Look at the world around you. Look closer. Closer still. .. Most everyday objects look very different when you zoom in close. But there are also natural forms that show the same shapes at different scales. This is called self-similarity.

Natural forms are not exactly the same when shrunk down, as nature isn’t great at exact copies. But there are mathematical shapes that have self-similarity. They are called fractals, and they have many other interesting properties.

These shapes can be formed by iteration. This is a process where you change a shape based on a set of instructions. Then the same instructions are applied to the newly changed shape, making it different again. Each time the instructions are repeated is called an iteration. Doing the same thing again and again sounds simple, but it can produce beautiful, complicated results.

### A beautiful and unique snowflake

An example of one of these shapes is the Koch Snowflake. Here are the instructions for making it. The following image shows the stages in pictures.

- Start with an equilateral triangle.
- Remove the central third of each line and replace it with two lines of equal length to the one that was removed.
- Now remove the central third of each of these lines and put two lines of equal length to it instead. (This step can be repeated hundreds of times, but each time the line segments being removed are smaller. Very quickly it is hard to see the small changes being made, so there’s no need to repeat it too many times to make this beautiful shape.)

You can see the self similarity in this shape. Zooming in on any of these points shows you see the same shape again and again, just like in the fern. Not only is it beautiful to your eyes, it’s also filled with mathematical beauty. With each iteration, an extra 1/3 is added to each edge, so the whole perimeter gets 1/3 longer.

Iteration |
Perimeter length |

0 |
L |

1 |
L + 1/3L = 4/3L |

2 |
4/3L + 1/3 (4/3) L = 4/3L + 4/9L = |

3 |
16/9L + 1/3 (16/9)L = (4/3) |

n |
(4/3) |

This is a diverging sequence – it just keeps getting bigger with each iteration. In fact, if you do the operation an infinite number of times to make the mathematically perfect shape that Helge von Koch described, the perimeter just keeps growing. You end up with a shape with an infinite perimeter! But hang on, what’s happening to the area?
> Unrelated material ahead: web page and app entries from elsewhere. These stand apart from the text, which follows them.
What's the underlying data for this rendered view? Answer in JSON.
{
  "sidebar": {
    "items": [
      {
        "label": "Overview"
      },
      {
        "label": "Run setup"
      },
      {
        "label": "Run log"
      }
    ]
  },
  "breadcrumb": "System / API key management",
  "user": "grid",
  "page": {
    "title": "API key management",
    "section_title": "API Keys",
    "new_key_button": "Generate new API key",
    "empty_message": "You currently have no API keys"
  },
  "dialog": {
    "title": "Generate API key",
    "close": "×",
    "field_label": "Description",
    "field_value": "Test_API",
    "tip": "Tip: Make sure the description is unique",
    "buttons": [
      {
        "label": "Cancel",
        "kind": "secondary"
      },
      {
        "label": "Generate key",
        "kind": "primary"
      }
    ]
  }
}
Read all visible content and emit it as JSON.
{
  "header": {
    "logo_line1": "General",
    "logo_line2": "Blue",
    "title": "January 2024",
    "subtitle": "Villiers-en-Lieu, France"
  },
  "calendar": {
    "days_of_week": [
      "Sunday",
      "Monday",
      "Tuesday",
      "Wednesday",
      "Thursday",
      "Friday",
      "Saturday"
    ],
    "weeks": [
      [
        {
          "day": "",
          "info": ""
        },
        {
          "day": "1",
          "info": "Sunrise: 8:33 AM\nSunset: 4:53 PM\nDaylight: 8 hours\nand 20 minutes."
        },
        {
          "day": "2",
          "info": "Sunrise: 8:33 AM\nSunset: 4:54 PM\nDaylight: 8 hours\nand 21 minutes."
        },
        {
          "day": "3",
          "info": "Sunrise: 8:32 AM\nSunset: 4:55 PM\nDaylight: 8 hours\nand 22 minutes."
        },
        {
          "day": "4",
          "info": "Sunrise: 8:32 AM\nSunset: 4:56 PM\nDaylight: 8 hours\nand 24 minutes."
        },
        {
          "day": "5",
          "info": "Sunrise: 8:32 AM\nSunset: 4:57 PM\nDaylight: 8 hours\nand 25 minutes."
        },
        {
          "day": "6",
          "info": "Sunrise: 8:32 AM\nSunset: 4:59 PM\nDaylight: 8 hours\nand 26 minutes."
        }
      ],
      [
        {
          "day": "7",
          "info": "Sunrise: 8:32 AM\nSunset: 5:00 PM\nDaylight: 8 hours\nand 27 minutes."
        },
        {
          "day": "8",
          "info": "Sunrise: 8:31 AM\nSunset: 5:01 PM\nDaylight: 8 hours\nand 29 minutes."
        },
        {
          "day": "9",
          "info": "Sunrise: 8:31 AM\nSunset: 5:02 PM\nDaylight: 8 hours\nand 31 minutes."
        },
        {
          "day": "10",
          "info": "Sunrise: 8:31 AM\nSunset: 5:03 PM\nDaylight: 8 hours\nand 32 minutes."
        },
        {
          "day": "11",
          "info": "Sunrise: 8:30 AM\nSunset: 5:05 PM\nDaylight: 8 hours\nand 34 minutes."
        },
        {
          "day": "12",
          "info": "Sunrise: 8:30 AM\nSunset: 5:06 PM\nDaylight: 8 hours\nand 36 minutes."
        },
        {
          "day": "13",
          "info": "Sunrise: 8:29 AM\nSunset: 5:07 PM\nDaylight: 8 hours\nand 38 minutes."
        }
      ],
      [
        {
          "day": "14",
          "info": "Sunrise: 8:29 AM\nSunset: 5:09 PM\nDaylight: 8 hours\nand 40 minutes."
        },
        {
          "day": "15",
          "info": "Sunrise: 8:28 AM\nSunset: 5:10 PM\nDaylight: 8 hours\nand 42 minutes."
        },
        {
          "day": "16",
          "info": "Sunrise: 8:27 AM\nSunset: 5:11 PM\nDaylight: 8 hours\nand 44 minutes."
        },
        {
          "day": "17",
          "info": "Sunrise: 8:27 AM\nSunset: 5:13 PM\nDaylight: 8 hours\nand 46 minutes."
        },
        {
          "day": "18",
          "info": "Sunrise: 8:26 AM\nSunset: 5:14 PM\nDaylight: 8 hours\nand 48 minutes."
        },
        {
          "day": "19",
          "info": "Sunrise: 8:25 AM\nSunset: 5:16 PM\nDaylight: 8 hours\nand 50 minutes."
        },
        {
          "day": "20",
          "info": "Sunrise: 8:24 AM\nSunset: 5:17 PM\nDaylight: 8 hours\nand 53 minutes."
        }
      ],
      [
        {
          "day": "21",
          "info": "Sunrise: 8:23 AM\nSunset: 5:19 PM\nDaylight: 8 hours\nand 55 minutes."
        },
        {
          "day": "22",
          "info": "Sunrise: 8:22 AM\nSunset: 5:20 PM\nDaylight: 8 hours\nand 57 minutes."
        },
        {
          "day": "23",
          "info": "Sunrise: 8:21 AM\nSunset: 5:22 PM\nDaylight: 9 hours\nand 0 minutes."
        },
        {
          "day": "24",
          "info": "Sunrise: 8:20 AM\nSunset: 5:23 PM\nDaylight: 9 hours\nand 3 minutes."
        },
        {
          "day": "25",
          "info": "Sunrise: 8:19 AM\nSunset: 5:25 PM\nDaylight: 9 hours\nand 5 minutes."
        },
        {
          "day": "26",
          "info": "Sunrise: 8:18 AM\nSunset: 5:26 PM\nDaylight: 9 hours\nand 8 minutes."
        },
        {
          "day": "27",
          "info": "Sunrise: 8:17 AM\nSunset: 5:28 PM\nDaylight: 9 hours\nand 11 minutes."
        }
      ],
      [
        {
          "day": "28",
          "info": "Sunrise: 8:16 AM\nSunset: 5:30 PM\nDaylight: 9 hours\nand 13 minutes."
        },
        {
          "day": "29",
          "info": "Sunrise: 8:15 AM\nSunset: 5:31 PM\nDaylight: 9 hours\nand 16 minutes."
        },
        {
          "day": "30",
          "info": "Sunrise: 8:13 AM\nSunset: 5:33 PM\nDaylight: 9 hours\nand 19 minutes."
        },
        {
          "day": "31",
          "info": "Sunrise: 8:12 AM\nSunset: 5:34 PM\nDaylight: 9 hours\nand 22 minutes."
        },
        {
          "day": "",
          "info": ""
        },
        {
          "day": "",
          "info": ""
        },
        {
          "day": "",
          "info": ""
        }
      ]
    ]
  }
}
It’s certainly not getting 1/3 bigger every time.

Iteration no |
Area of triangles added |
Number of triangles added |
Area of triangles |
New area |

0 |
– |
– | – |
81 |

1 |
9 = a/9 |
3 |
27 |
108 |

2 |
1 = a/9 |
12 |
12 |
120 |

3 |
1/9 = a/9 |
48 |
5.33 |
125.33 |

n |
a/9 |

Comparing the different generations of snowflake, you can see that each iteration adds more triangles to the edges, but these are smaller than the previous ones. Eventually the new triangles shrink to nothing, and it stabilises at a certain value. This is a converging sequence and the value it converges on is finite. We’ve got a finite area enclosed by an infinite perimeter! Surely something’s gone wrong?

### Monstrous creatures

At the start of the 20^{th} century many mathematicians thought that these constructions were deeply, deeply wrong. They even referred to them as ‘monster curves’ because they found them so disturbing.

They remained something to be swept under the carpet and politely ignored until the 1960s, when a mathematician called Benoit Mandelbrot started studying them. He showed that these shapes, which he named fractals, appeared everywhere. Not only are they good descriptions of many natural surfaces such as trees, veins and the surface of animal lungs, they also turn up when graphing chaos. Here they help in studying wind flow around racing cars, the orbits of the planets, and the movements of subatomic particles, among many others. Not bad for a monstrosity.